• **EXERCISE BRIEF**: If a line holds the word "title", copy it from the entries.

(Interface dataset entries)
• • •

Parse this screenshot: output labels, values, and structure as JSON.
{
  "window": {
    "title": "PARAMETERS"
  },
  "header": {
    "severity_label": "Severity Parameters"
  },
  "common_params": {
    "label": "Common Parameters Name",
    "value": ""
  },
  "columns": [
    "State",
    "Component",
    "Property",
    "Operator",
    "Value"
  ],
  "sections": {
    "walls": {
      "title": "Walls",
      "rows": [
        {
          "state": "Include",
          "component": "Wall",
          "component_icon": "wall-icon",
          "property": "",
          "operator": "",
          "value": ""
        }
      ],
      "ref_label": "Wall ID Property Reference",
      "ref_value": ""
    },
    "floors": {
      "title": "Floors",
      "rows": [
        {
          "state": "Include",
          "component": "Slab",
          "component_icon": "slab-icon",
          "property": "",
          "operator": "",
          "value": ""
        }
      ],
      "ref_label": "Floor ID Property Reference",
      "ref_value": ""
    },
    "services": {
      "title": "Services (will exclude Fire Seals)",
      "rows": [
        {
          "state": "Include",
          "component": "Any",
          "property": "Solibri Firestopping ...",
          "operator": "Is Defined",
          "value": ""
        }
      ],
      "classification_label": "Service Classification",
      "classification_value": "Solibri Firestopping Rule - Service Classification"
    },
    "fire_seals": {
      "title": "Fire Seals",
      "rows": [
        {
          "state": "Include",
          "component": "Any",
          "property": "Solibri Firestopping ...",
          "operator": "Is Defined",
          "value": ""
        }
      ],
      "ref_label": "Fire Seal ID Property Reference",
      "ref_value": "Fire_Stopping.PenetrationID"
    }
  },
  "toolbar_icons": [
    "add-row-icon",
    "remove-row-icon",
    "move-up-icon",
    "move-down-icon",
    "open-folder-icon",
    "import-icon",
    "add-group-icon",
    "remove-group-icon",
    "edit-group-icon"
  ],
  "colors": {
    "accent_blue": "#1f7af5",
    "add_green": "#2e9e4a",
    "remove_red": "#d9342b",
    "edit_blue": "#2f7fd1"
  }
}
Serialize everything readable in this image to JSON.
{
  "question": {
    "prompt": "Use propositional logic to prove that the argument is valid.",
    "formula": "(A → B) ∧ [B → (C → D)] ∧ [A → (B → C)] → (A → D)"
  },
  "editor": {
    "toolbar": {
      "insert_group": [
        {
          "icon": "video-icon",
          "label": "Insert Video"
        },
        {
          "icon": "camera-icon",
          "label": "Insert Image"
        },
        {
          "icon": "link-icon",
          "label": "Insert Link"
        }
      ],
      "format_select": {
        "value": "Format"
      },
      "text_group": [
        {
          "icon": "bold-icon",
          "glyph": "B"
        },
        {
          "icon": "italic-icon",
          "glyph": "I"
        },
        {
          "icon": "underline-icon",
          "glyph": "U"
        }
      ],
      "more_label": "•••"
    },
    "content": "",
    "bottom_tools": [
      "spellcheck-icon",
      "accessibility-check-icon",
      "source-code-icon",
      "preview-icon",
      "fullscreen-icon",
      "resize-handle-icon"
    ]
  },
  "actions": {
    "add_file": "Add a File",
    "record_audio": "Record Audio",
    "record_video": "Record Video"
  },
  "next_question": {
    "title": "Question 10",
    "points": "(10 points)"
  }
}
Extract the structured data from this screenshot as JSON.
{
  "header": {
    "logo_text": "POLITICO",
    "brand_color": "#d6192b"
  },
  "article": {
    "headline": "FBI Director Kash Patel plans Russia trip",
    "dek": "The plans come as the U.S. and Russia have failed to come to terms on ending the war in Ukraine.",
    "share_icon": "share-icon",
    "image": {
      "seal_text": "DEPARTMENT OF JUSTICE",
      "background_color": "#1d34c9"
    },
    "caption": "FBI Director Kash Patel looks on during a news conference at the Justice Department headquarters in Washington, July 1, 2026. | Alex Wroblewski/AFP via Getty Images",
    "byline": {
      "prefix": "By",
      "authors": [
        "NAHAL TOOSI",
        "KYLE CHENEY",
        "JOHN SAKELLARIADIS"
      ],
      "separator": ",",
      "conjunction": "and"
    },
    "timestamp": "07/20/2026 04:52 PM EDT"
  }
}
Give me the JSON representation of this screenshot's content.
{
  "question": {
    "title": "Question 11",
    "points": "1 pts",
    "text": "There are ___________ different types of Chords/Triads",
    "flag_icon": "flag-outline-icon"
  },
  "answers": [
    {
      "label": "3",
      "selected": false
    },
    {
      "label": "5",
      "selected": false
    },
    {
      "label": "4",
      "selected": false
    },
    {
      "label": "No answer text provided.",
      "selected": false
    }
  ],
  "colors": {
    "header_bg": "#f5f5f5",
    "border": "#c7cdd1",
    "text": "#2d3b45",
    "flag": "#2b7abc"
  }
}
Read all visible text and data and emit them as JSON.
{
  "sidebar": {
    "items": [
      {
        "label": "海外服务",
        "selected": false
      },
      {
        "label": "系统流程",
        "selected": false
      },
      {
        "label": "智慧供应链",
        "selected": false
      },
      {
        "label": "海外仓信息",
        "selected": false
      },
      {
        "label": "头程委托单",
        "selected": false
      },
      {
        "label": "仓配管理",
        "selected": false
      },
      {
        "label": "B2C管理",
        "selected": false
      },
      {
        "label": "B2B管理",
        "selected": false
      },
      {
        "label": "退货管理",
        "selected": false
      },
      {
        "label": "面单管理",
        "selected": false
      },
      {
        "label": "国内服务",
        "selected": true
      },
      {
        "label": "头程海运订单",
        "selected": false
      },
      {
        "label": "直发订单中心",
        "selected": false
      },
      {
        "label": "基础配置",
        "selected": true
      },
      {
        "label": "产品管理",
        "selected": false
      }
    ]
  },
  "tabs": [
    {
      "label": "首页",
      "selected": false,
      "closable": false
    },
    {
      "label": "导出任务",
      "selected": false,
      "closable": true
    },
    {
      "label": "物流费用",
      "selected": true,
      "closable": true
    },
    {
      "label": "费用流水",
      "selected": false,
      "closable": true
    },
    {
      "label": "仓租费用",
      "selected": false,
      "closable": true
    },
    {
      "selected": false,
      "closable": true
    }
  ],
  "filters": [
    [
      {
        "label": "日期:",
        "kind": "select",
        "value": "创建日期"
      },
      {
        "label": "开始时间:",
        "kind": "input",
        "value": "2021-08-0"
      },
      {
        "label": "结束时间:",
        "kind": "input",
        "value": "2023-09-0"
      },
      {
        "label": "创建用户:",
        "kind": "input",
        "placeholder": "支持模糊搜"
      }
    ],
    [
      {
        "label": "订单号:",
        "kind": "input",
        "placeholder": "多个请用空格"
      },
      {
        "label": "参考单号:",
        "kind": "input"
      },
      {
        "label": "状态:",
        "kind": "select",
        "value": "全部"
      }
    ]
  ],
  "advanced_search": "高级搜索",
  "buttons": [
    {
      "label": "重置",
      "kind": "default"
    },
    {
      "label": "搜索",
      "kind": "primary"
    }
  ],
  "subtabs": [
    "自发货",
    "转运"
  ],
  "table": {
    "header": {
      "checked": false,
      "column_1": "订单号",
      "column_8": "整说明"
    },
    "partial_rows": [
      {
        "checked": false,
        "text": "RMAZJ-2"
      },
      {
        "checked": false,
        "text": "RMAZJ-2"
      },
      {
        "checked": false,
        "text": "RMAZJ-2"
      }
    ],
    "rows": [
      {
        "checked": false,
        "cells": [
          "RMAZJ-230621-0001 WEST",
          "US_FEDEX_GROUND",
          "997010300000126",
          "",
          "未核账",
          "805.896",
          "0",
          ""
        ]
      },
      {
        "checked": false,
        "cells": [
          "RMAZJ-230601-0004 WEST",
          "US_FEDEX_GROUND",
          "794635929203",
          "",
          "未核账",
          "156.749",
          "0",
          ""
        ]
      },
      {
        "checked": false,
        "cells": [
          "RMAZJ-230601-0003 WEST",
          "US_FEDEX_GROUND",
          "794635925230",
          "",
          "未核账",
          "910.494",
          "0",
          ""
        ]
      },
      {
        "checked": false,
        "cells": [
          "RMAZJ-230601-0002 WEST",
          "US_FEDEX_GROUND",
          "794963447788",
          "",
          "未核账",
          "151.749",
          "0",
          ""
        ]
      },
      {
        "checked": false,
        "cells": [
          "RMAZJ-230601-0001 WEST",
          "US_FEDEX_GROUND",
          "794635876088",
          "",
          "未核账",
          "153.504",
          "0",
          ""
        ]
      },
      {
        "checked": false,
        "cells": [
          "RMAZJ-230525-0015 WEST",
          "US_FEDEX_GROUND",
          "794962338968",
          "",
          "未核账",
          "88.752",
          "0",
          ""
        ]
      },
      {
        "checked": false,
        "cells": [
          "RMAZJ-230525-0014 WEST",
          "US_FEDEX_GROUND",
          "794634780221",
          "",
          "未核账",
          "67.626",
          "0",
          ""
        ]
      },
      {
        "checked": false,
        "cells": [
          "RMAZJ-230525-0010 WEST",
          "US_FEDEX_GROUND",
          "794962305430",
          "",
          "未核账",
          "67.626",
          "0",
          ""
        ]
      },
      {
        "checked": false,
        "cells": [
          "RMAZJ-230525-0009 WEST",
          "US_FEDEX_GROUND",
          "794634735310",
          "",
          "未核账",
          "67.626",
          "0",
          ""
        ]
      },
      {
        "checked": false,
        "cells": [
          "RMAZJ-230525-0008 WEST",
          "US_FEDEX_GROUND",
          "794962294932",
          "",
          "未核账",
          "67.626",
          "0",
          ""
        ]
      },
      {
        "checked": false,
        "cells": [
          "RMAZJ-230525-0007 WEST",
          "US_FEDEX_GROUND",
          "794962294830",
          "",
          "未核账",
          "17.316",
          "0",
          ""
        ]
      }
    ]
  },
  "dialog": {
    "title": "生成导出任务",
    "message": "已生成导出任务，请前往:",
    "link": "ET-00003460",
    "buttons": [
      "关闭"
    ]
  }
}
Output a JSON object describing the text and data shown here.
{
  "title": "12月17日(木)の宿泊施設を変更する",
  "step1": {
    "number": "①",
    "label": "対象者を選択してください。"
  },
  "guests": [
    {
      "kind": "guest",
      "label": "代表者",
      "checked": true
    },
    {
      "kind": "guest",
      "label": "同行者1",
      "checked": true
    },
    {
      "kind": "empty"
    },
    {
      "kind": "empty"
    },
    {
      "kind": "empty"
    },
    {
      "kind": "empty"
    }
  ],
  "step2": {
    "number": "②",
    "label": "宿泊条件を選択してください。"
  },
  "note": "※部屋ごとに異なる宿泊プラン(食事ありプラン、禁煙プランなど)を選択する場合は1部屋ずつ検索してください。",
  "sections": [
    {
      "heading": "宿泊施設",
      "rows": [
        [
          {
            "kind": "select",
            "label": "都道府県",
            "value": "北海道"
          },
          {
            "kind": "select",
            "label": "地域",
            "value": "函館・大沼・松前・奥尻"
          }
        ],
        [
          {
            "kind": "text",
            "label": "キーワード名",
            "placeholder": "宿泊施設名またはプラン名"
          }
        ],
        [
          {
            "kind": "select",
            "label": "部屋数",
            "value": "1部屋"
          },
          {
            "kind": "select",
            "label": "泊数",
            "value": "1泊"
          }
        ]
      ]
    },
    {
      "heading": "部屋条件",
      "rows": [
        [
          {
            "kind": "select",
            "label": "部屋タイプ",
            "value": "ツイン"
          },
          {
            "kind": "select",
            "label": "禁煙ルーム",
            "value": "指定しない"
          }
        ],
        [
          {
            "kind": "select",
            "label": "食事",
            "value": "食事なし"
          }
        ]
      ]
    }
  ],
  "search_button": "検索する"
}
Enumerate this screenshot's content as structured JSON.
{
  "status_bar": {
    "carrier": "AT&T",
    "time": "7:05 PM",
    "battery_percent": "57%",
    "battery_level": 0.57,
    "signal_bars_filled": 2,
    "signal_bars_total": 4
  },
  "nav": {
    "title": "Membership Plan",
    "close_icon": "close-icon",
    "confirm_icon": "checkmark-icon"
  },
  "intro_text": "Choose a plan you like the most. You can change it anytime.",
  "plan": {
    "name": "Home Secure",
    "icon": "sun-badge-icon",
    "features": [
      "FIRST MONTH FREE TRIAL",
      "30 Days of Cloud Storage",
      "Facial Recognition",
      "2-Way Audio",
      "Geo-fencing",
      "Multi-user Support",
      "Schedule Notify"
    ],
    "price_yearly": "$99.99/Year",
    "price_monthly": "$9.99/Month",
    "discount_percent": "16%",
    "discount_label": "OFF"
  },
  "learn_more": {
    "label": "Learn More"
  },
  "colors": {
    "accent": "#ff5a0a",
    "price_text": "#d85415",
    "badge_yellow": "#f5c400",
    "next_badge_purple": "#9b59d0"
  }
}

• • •

• **RESPONSE AREA**:
    "title": "PARAMETERS"
      "title": "Walls",
      "title": "Floors",
      "title": "Services (will exclude Fire Seals)",
      "title": "Fire Seals",
    "title": "Question 10",
    "title": "Question 11",
    "title": "生成导出任务",
  "title": "12月17日(木)の宿泊施設を変更する",
    "title": "Membership Plan",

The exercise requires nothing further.